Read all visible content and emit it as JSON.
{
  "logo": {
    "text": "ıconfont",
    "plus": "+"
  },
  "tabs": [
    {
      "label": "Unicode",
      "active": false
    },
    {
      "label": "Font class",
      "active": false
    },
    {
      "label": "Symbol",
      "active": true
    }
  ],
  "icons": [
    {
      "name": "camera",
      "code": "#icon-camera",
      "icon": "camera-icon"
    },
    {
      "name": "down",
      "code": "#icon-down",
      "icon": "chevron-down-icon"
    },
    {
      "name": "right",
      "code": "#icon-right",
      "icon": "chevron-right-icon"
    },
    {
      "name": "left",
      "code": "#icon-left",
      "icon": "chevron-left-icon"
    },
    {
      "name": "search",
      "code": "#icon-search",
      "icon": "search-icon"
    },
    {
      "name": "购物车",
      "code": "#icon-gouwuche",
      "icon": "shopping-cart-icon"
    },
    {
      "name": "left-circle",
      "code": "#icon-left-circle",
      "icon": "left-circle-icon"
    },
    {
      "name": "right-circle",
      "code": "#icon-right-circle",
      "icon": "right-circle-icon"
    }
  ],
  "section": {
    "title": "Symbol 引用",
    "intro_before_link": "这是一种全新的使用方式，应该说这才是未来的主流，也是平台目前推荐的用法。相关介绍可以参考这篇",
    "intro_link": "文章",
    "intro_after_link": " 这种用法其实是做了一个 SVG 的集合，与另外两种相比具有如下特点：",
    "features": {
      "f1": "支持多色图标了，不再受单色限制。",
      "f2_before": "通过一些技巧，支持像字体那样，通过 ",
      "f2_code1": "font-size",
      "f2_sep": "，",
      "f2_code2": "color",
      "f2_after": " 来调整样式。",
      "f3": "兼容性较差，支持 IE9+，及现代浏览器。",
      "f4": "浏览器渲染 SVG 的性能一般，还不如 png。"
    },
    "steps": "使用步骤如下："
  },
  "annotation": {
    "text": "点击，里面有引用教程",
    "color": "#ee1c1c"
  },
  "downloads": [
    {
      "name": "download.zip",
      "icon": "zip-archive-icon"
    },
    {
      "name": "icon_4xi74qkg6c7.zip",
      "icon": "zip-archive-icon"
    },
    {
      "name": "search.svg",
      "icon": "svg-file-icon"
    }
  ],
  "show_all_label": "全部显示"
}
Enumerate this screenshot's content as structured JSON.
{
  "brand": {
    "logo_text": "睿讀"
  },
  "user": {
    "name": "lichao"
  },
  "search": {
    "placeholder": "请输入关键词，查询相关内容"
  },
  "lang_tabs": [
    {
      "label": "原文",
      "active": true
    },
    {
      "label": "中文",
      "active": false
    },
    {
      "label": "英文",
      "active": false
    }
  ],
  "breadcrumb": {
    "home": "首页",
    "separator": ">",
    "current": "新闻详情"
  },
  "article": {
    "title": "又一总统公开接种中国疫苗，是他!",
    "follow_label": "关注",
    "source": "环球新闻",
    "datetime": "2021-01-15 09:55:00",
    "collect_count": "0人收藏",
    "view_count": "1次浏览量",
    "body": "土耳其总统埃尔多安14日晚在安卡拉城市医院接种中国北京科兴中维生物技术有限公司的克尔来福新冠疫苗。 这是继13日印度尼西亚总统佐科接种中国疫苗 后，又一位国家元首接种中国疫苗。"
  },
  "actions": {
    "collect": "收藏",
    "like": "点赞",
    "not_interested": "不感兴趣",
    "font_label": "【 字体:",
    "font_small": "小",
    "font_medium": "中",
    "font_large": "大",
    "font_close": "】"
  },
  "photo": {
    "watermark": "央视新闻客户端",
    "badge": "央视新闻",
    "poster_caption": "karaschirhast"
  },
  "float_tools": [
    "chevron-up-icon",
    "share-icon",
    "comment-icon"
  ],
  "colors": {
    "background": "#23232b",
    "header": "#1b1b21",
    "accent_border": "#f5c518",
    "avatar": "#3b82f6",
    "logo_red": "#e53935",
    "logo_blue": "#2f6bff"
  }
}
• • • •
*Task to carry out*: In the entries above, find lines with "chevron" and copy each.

*Completed exercise*:
      "icon": "chevron-down-icon"
      "icon": "chevron-right-icon"
      "icon": "chevron-left-icon"
    "chevron-up-icon",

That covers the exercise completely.